# Working data
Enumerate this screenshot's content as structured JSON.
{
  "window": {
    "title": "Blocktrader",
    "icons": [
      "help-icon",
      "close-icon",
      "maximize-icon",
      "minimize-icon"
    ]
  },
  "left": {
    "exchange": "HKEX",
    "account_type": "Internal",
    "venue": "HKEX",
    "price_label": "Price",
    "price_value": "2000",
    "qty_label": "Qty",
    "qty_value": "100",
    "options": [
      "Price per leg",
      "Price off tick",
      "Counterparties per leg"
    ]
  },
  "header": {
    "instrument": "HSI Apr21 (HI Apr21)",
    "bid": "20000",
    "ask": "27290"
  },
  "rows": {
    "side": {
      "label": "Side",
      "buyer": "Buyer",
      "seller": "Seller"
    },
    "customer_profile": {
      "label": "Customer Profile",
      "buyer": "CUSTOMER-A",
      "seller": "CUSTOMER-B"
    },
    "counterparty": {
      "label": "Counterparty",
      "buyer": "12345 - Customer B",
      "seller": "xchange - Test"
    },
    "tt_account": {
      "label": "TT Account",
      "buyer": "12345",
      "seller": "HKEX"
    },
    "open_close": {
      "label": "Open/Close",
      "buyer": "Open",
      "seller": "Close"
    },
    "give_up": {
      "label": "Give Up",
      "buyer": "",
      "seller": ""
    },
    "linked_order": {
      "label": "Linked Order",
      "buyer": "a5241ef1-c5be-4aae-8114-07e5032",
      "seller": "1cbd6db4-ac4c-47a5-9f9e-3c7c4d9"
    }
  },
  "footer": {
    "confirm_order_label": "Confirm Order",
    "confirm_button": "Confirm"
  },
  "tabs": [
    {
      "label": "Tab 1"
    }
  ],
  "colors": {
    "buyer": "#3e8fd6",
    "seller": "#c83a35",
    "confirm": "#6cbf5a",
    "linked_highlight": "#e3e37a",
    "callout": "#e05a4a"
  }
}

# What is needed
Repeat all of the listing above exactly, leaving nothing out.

# Task solution
Enumerate this screenshot's content as structured JSON.
{
  "window": {
    "title": "Blocktrader",
    "icons": [
      "help-icon",
      "close-icon",
      "maximize-icon",
      "minimize-icon"
    ]
  },
  "left": {
    "exchange": "HKEX",
    "account_type": "Internal",
    "venue": "HKEX",
    "price_label": "Price",
    "price_value": "2000",
    "qty_label": "Qty",
    "qty_value": "100",
    "options": [
      "Price per leg",
      "Price off tick",
      "Counterparties per leg"
    ]
  },
  "header": {
    "instrument": "HSI Apr21 (HI Apr21)",
    "bid": "20000",
    "ask": "27290"
  },
  "rows": {
    "side": {
      "label": "Side",
      "buyer": "Buyer",
      "seller": "Seller"
    },
    "customer_profile": {
      "label": "Customer Profile",
      "buyer": "CUSTOMER-A",
      "seller": "CUSTOMER-B"
    },
    "counterparty": {
      "label": "Counterparty",
      "buyer": "12345 - Customer B",
      "seller": "xchange - Test"
    },
    "tt_account": {
      "label": "TT Account",
      "buyer": "12345",
      "seller": "HKEX"
    },
    "open_close": {
      "label": "Open/Close",
      "buyer": "Open",
      "seller": "Close"
    },
    "give_up": {
      "label": "Give Up",
      "buyer": "",
      "seller": ""
    },
    "linked_order": {
      "label": "Linked Order",
      "buyer": "a5241ef1-c5be-4aae-8114-07e5032",
      "seller": "1cbd6db4-ac4c-47a5-9f9e-3c7c4d9"
    }
  },
  "footer": {
    "confirm_order_label": "Confirm Order",
    "confirm_button": "Confirm"
  },
  "tabs": [
    {
      "label": "Tab 1"
    }
  ],
  "colors": {
    "buyer": "#3e8fd6",
    "seller": "#c83a35",
    "confirm": "#6cbf5a",
    "linked_highlight": "#e3e37a",
    "callout": "#e05a4a"
  }
}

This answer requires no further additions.